The Ryan plan to reform Medicare has been widely criticized mainly because it employs a voucher system. Among those critics is Paul Krugman. However, there is a different point of view that deserves serious consideration. Are the exchanges coming as part of the Affordable Care Act much different from a voucher program? Will the government simply keep increasing its subsidy to millions of Americans at a rate unconstrained by a reasonable percentage? How do you manage a vast government program such as health care without a managed budget? Consider this view on the matter. Critics of the Ryan plan have a lot to say but offer little concrete as an alternative. Even the many provisions contained in the Affordable Care Act while headed toward the right goal are untried, untested and difficult to measure with results unknown for many years. In effect they are a very soft approach to solving a very hard problem.

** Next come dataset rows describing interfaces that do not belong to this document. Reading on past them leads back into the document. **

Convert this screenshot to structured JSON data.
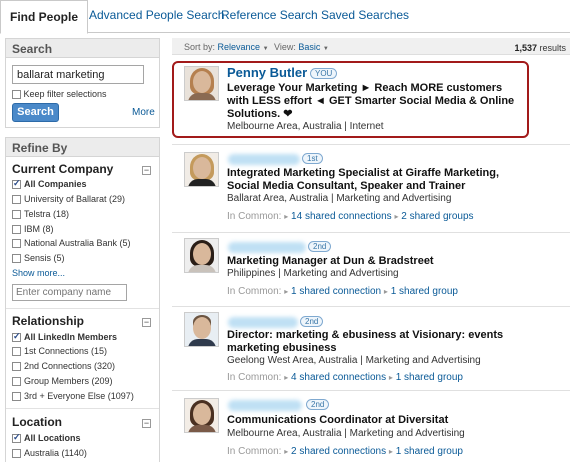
{
  "tabs": [
    {
      "label": "Find People"
    },
    {
      "label": "Advanced People Search"
    },
    {
      "label": "Reference Search"
    },
    {
      "label": "Saved Searches"
    }
  ],
  "search": {
    "title": "Search",
    "query": "ballarat marketing",
    "keep_filter_label": "Keep filter selections",
    "button_label": "Search",
    "more_label": "More"
  },
  "refine": {
    "title": "Refine By",
    "current_company": {
      "title": "Current Company",
      "items": [
        {
          "label": "All Companies",
          "checked": true
        },
        {
          "label": "University of Ballarat (29)",
          "checked": false
        },
        {
          "label": "Telstra (18)",
          "checked": false
        },
        {
          "label": "IBM (8)",
          "checked": false
        },
        {
          "label": "National Australia Bank (5)",
          "checked": false
        },
        {
          "label": "Sensis (5)",
          "checked": false
        }
      ],
      "show_more": "Show more...",
      "company_placeholder": "Enter company name"
    },
    "relationship": {
      "title": "Relationship",
      "items": [
        {
          "label": "All LinkedIn Members",
          "checked": true
        },
        {
          "label": "1st Connections (15)",
          "checked": false
        },
        {
          "label": "2nd Connections (320)",
          "checked": false
        },
        {
          "label": "Group Members (209)",
          "checked": false
        },
        {
          "label": "3rd + Everyone Else (1097)",
          "checked": false
        }
      ]
    },
    "location": {
      "title": "Location",
      "items": [
        {
          "label": "All Locations",
          "checked": true
        },
        {
          "label": "Australia (1140)",
          "checked": false
        }
      ]
    }
  },
  "sortbar": {
    "sort_label": "Sort by:",
    "sort_value": "Relevance",
    "view_label": "View:",
    "view_value": "Basic",
    "results_count": "1,537",
    "results_suffix": "results"
  },
  "results": [
    {
      "name": "Penny Butler",
      "badge": "YOU",
      "headline": "Leverage Your Marketing ► Reach MORE customers with LESS effort ◄ GET Smarter Social Media & Online Solutions. ❤",
      "location": "Melbourne Area, Australia | Internet"
    },
    {
      "degree": "1st",
      "headline": "Integrated Marketing Specialist at Giraffe Marketing, Social Media Consultant, Speaker and Trainer",
      "location": "Ballarat Area, Australia | Marketing and Advertising",
      "in_common_label": "In Common:",
      "connections": "14 shared connections",
      "groups": "2 shared groups"
    },
    {
      "degree": "2nd",
      "headline": "Marketing Manager at Dun & Bradstreet",
      "location": "Philippines | Marketing and Advertising",
      "in_common_label": "In Common:",
      "connections": "1 shared connection",
      "groups": "1 shared group"
    },
    {
      "degree": "2nd",
      "headline": "Director: marketing & ebusiness at Visionary: events marketing ebusiness",
      "location": "Geelong West Area, Australia | Marketing and Advertising",
      "in_common_label": "In Common:",
      "connections": "4 shared connections",
      "groups": "1 shared group"
    },
    {
      "degree": "2nd",
      "headline": "Communications Coordinator at Diversitat",
      "location": "Melbourne Area, Australia | Marketing and Advertising",
      "in_common_label": "In Common:",
      "connections": "2 shared connections",
      "groups": "1 shared group"
    }
  ],
  "colors": {
    "link": "#0a5a97",
    "highlight_border": "#a21a1a",
    "search_button": "#4a89c9"
  }
}
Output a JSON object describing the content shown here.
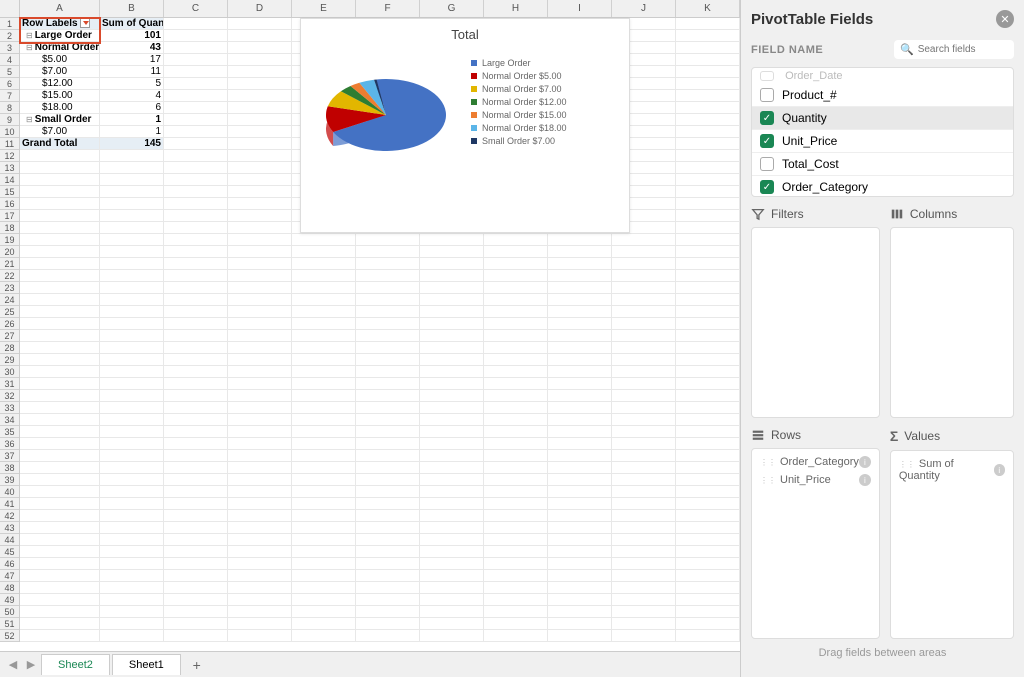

Professor Laurence Kotlikoff writes for Bloomberg.com
These questions are forcing Ryan’s critics to respond. Paul Krugman’s recent New York Times column, “Medicare Is Not Vouchercare,” is a case in point. Krugman manages to drop the V-word in his title and nine times in his column. As for his other words, they are, well,
First, Krugman suggests that Medicare directly pays all health-care providers. Not so. More than one fifth of Medicare participants are enrolled in Medicare Part C, in which the government makes payments to providers through private insurance companies. That’s the same system that Ryan is proposing, albeit for all participants.
Second, Krugman says vouchercare “would pay a fixed amount toward private health insurance — higher for the poor, lower for the rich, but not varying at all with the actual levels of premiums.”
Again, not so. All the plans — Ryan’s, Rivlin-Ryan, my own, the president’s health-care exchanges and Medicare Part C – – explicitly or implicitly adjust payments according to the patient’s risk profile, providing larger amounts for those with higher expected health-care costs.
Next Krugman claims that “If you couldn’t afford a policy adequate for your needs, even with the voucher, that would be your problem.” Nope. The voucher plans will require insurers to offer a basic policy whose coverage is set by a medical panel. No one can be turned down by participating insurers.
I urge you to read the full article here.
- Competing Ideas for Saving Medicare (nytimes.com)
- Paul Krugman Simply Explains Why Ryan Care Ends Medicare As We Know It (alan.com)
- Vouchercare – When Truth is Demagoguery (jonathanturley.org)